WHAT IS NEEDED: Verbatim copy without pictures. Please print every entry as it stands.

(DATA TO PROCESS begins)

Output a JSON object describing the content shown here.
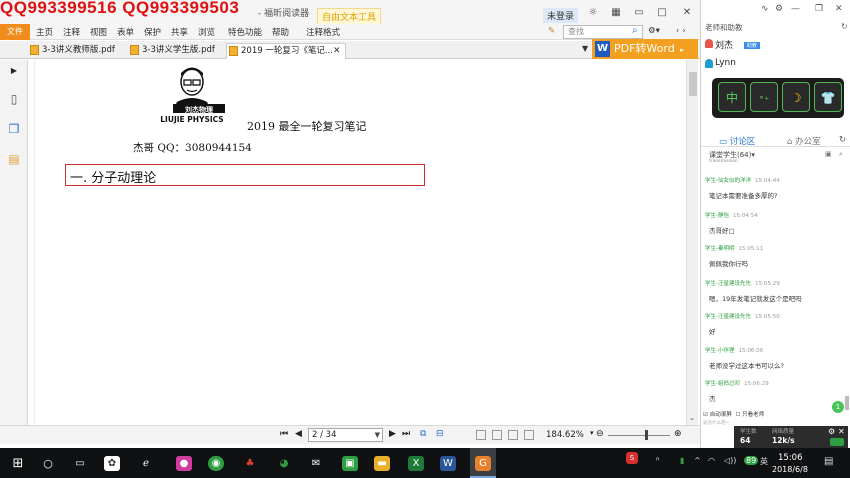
{
  "watermark": "QQ993399516  QQ993399503",
  "window": {
    "app_title": "- 福昕阅读器",
    "context_tab": "自由文本工具",
    "login": "未登录"
  },
  "menu": {
    "file": "文件",
    "items": [
      "主页",
      "注释",
      "视图",
      "表单",
      "保护",
      "共享",
      "浏览",
      "特色功能",
      "帮助",
      "注释格式"
    ],
    "search_placeholder": "查找"
  },
  "tabs": [
    {
      "label": "3-3讲义教师版.pdf"
    },
    {
      "label": "3-3讲义学生版.pdf"
    },
    {
      "label": "2019 一轮复习《笔记..."
    }
  ],
  "pdf_to_word": "PDF转Word",
  "document": {
    "logo_text": "LIUJIE PHYSICS",
    "logo_cn": "刘杰物理",
    "title": "2019 最全一轮复习笔记",
    "qq_line": "杰哥 QQ：3080944154",
    "heading": "一. 分子动理论"
  },
  "status": {
    "page_display": "2 / 34",
    "zoom": "184.62%"
  },
  "panel": {
    "teacher_label": "老师和助教",
    "users": [
      {
        "name": "刘杰",
        "badge": "助教"
      },
      {
        "name": "Lynn",
        "badge": ""
      }
    ],
    "tool_icons": [
      "中",
      "∘₊",
      "☽",
      "👕"
    ],
    "tabs": {
      "discussion": "讨论区",
      "office": "办公室"
    },
    "chat_filter": "课堂学生(64)▾",
    "chat_sub": "transmission",
    "messages": [
      {
        "sender": "学生-仙女似的洋洋",
        "time": "15:04:44",
        "text": "笔记本需要准备多厚的?"
      },
      {
        "sender": "学生-静怡",
        "time": "15:04:54",
        "text": "杰哥好□"
      },
      {
        "sender": "学生-秦明明",
        "time": "15:05:11",
        "text": "佩佩我你行吗"
      },
      {
        "sender": "学生-汪星建设先先",
        "time": "15:05:29",
        "text": "嗯，19年发笔记就发这个是吧吗"
      },
      {
        "sender": "学生-汪星建设先先",
        "time": "15:05:50",
        "text": "好"
      },
      {
        "sender": "学生-小伴狸",
        "time": "15:06:06",
        "text": "老师没学过这本书可以么?"
      },
      {
        "sender": "学生-姐妈过邓",
        "time": "15:06:29",
        "text": "杰"
      }
    ],
    "options": {
      "auto_scroll": "自动滚屏",
      "teacher_only": "只看老师"
    },
    "input_placeholder": "说点什么吧~",
    "stats": {
      "students_label": "学生数",
      "students": "64",
      "bandwidth_label": "网络质量",
      "bandwidth": "12k/s"
    },
    "unread": "1"
  },
  "taskbar": {
    "time": "15:06",
    "date": "2018/6/8",
    "lang": "英",
    "badge": "89"
  }
}
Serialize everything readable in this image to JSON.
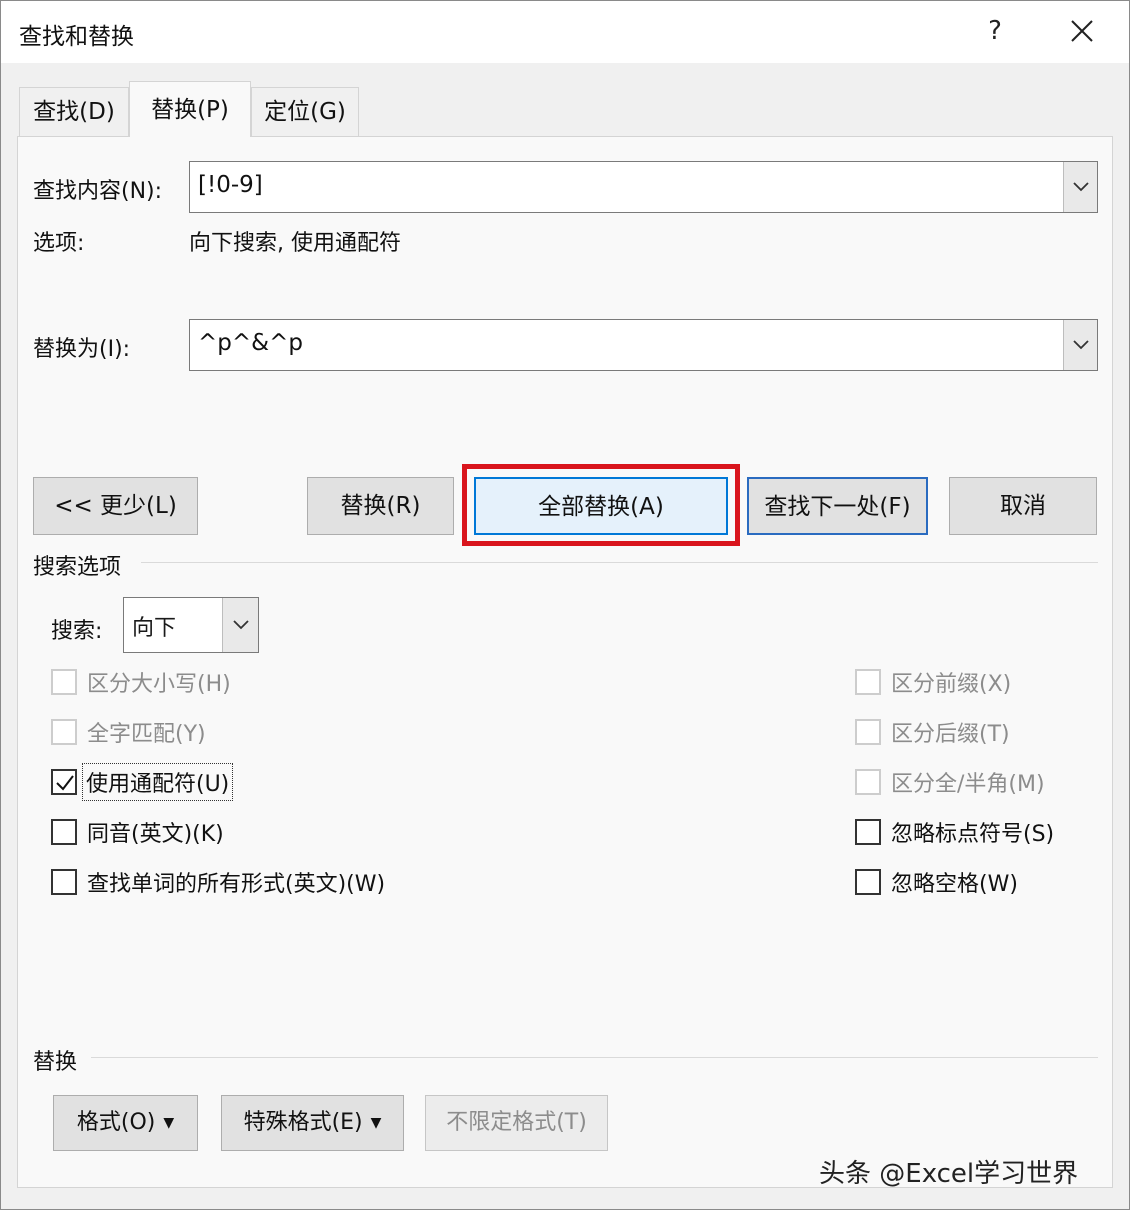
{
  "window": {
    "title": "查找和替换",
    "help": "?",
    "close_icon": "close-icon"
  },
  "tabs": [
    {
      "label": "查找(D)",
      "active": false
    },
    {
      "label": "替换(P)",
      "active": true
    },
    {
      "label": "定位(G)",
      "active": false
    }
  ],
  "find": {
    "label": "查找内容(N):",
    "value": "[!0-9]"
  },
  "options": {
    "label": "选项:",
    "value": "向下搜索, 使用通配符"
  },
  "replace": {
    "label": "替换为(I):",
    "value": "^p^&^p"
  },
  "buttons": {
    "less": "<< 更少(L)",
    "replace": "替换(R)",
    "replace_all": "全部替换(A)",
    "find_next": "查找下一处(F)",
    "cancel": "取消"
  },
  "search_options": {
    "section_title": "搜索选项",
    "search_label": "搜索:",
    "search_value": "向下",
    "left_checks": [
      {
        "label": "区分大小写(H)",
        "checked": false,
        "disabled": true
      },
      {
        "label": "全字匹配(Y)",
        "checked": false,
        "disabled": true
      },
      {
        "label": "使用通配符(U)",
        "checked": true,
        "disabled": false
      },
      {
        "label": "同音(英文)(K)",
        "checked": false,
        "disabled": false
      },
      {
        "label": "查找单词的所有形式(英文)(W)",
        "checked": false,
        "disabled": false
      }
    ],
    "right_checks": [
      {
        "label": "区分前缀(X)",
        "checked": false,
        "disabled": true
      },
      {
        "label": "区分后缀(T)",
        "checked": false,
        "disabled": true
      },
      {
        "label": "区分全/半角(M)",
        "checked": false,
        "disabled": true
      },
      {
        "label": "忽略标点符号(S)",
        "checked": false,
        "disabled": false
      },
      {
        "label": "忽略空格(W)",
        "checked": false,
        "disabled": false
      }
    ]
  },
  "replace_section": {
    "title": "替换",
    "format": "格式(O)",
    "special": "特殊格式(E)",
    "no_format": "不限定格式(T)"
  },
  "watermark": "头条 @Excel学习世界",
  "colors": {
    "highlight": "#d9151d",
    "primary_border": "#0078d7"
  }
}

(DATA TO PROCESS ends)

ANSWER TO THE EXERCISE:
Output a JSON object describing the content shown here.
{
  "watermark": "QQ993399516  QQ993399503",
  "window": {
    "app_title": "- 福昕阅读器",
    "context_tab": "自由文本工具",
    "login": "未登录"
  },
  "menu": {
    "file": "文件",
    "items": [
      "主页",
      "注释",
      "视图",
      "表单",
      "保护",
      "共享",
      "浏览",
      "特色功能",
      "帮助",
      "注释格式"
    ],
    "search_placeholder": "查找"
  },
  "tabs": [
    {
      "label": "3-3讲义教师版.pdf"
    },
    {
      "label": "3-3讲义学生版.pdf"
    },
    {
      "label": "2019 一轮复习《笔记..."
    }
  ],
  "pdf_to_word": "PDF转Word",
  "document": {
    "logo_text": "LIUJIE PHYSICS",
    "logo_cn": "刘杰物理",
    "title": "2019 最全一轮复习笔记",
    "qq_line": "杰哥 QQ：3080944154",
    "heading": "一. 分子动理论"
  },
  "status": {
    "page_display": "2 / 34",
    "zoom": "184.62%"
  },
  "panel": {
    "teacher_label": "老师和助教",
    "users": [
      {
        "name": "刘杰",
        "badge": "助教"
      },
      {
        "name": "Lynn",
        "badge": ""
      }
    ],
    "tool_icons": [
      "中",
      "∘₊",
      "☽",
      "👕"
    ],
    "tabs": {
      "discussion": "讨论区",
      "office": "办公室"
    },
    "chat_filter": "课堂学生(64)▾",
    "chat_sub": "transmission",
    "messages": [
      {
        "sender": "学生-仙女似的洋洋",
        "time": "15:04:44",
        "text": "笔记本需要准备多厚的?"
      },
      {
        "sender": "学生-静怡",
        "time": "15:04:54",
        "text": "杰哥好□"
      },
      {
        "sender": "学生-秦明明",
        "time": "15:05:11",
        "text": "佩佩我你行吗"
      },
      {
        "sender": "学生-汪星建设先先",
        "time": "15:05:29",
        "text": "嗯，19年发笔记就发这个是吧吗"
      },
      {
        "sender": "学生-汪星建设先先",
        "time": "15:05:50",
        "text": "好"
      },
      {
        "sender": "学生-小伴狸",
        "time": "15:06:06",
        "text": "老师没学过这本书可以么?"
      },
      {
        "sender": "学生-姐妈过邓",
        "time": "15:06:29",
        "text": "杰"
      }
    ],
    "options": {
      "auto_scroll": "自动滚屏",
      "teacher_only": "只看老师"
    },
    "input_placeholder": "说点什么吧~",
    "stats": {
      "students_label": "学生数",
      "students": "64",
      "bandwidth_label": "网络质量",
      "bandwidth": "12k/s"
    },
    "unread": "1"
  },
  "taskbar": {
    "time": "15:06",
    "date": "2018/6/8",
    "lang": "英",
    "badge": "89"
  }
}
Serialize everything readable in this image to JSON.
{
  "window": {
    "title": "查找和替换",
    "help": "?",
    "close_icon": "close-icon"
  },
  "tabs": [
    {
      "label": "查找(D)",
      "active": false
    },
    {
      "label": "替换(P)",
      "active": true
    },
    {
      "label": "定位(G)",
      "active": false
    }
  ],
  "find": {
    "label": "查找内容(N):",
    "value": "[!0-9]"
  },
  "options": {
    "label": "选项:",
    "value": "向下搜索, 使用通配符"
  },
  "replace": {
    "label": "替换为(I):",
    "value": "^p^&^p"
  },
  "buttons": {
    "less": "<< 更少(L)",
    "replace": "替换(R)",
    "replace_all": "全部替换(A)",
    "find_next": "查找下一处(F)",
    "cancel": "取消"
  },
  "search_options": {
    "section_title": "搜索选项",
    "search_label": "搜索:",
    "search_value": "向下",
    "left_checks": [
      {
        "label": "区分大小写(H)",
        "checked": false,
        "disabled": true
      },
      {
        "label": "全字匹配(Y)",
        "checked": false,
        "disabled": true
      },
      {
        "label": "使用通配符(U)",
        "checked": true,
        "disabled": false
      },
      {
        "label": "同音(英文)(K)",
        "checked": false,
        "disabled": false
      },
      {
        "label": "查找单词的所有形式(英文)(W)",
        "checked": false,
        "disabled": false
      }
    ],
    "right_checks": [
      {
        "label": "区分前缀(X)",
        "checked": false,
        "disabled": true
      },
      {
        "label": "区分后缀(T)",
        "checked": false,
        "disabled": true
      },
      {
        "label": "区分全/半角(M)",
        "checked": false,
        "disabled": true
      },
      {
        "label": "忽略标点符号(S)",
        "checked": false,
        "disabled": false
      },
      {
        "label": "忽略空格(W)",
        "checked": false,
        "disabled": false
      }
    ]
  },
  "replace_section": {
    "title": "替换",
    "format": "格式(O)",
    "special": "特殊格式(E)",
    "no_format": "不限定格式(T)"
  },
  "watermark": "头条 @Excel学习世界",
  "colors": {
    "highlight": "#d9151d",
    "primary_border": "#0078d7"
  }
}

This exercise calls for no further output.